12. ecoRI News, an excellent reader-supported source on the environmental beat, is staging a "Zero Trash Birthday Bash" to mark its sixth anniversary. It's on for Wednesday, September 16, 6-9 pm, at Machines with Magnets in Pawtucket.

13. New York Times columnist Charles Blow is coming to Brown University this Thursday, September 17.

14. Rhode Island Future is hosting an event Saturday, September 12, from 5-7 pm, at AS220 featuring Providence College professor Cedric de Leon, the author of "The Origins of Right to Work." Here's an interview Bob Plain did with de Leon, and a review of his book.

15. As McCoy Stadium faces an uncertain fate, the owner of another Pawtucket institution -- the ziggarut-like Apex building -- is facing criticism from city officials for a lack of upkeep. As Tim Lehnert wrote in the Phoenix back in 2004, the site could be important in the redevelopment of downtown Pawtucket. Apex also has an interesting backstory: it was designed by a protege of Raymond Loewy, "The man who designed everything."

16. The current baseball season hasn't been without some pleasures for Red Sox fans, the team's last place standing in the AL East notwithstanding. David Ortiz's ability to slug even at an advanced athletic age is a story worth cheering. And the Sox have an exciting nucleus of younger players in the form of Mookie Betts, Xander Bogaerts, and Jackie Bradley Jr. Yet baseball "breaks your heart. It is designed to break your heart," as the late Bart Giamatti wrote in "The Green Fields of the Mind." And so it is whether a player being paid millions to play a kid's game won't deign to sign autographs or a team decides, seemingly against all reason, to ax a beloved broadcaster like Don Orsillo. Time waits for no one, and many Red Sox fans will move past their pique. True, too: If you told people when the new ownership came in that the Sox would win three world championships within a dozen years, they would have thought you were crazy. Yet Orsillo's dismissal stands as a stark reminder of how ownership does what it wants, the fans be damned.

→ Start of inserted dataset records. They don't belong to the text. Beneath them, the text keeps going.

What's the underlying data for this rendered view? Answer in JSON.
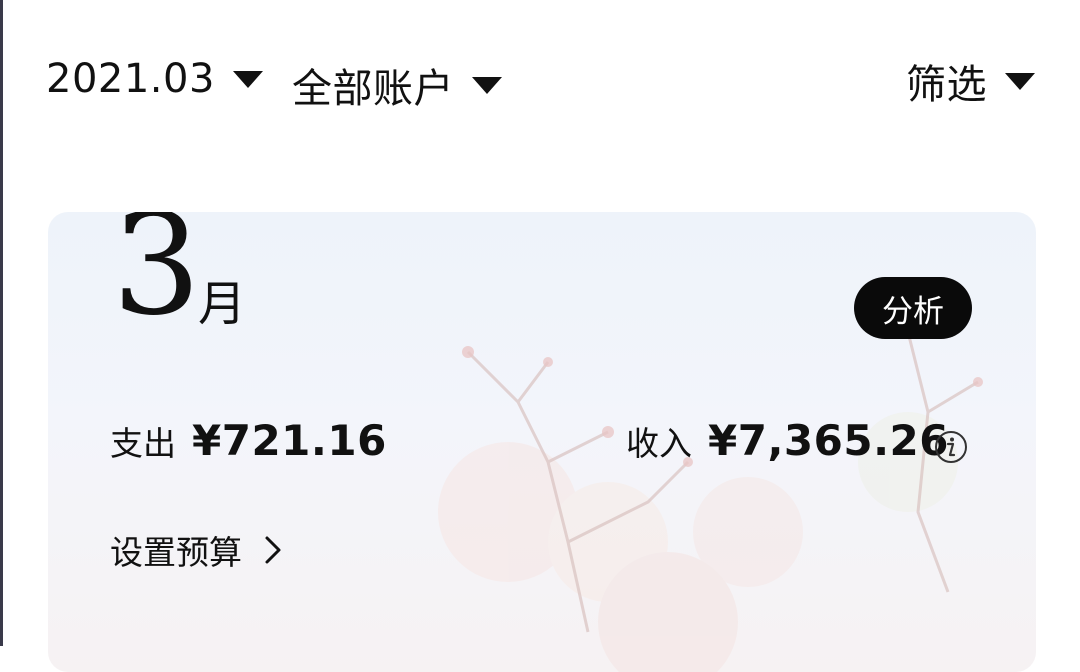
{
  "header": {
    "month_selector": "2021.03",
    "account_selector": "全部账户",
    "filter_label": "筛选"
  },
  "summary": {
    "month_number": "3",
    "month_suffix": "月",
    "analysis_button": "分析",
    "expense_label": "支出",
    "expense_amount": "¥721.16",
    "income_label": "收入",
    "income_amount": "¥7,365.26",
    "budget_link": "设置预算"
  },
  "icons": [
    "caret-down-icon",
    "info-icon",
    "chevron-right-icon"
  ],
  "colors": {
    "text": "#111111",
    "button_bg": "#0a0a0a",
    "button_text": "#ffffff",
    "card_bg": "#f1f4fa"
  }
}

TGIF: 16 Things to Know About Rhode Island Politics & Media
TGIF: 16 Things to Know About Rhode Island Politics & Media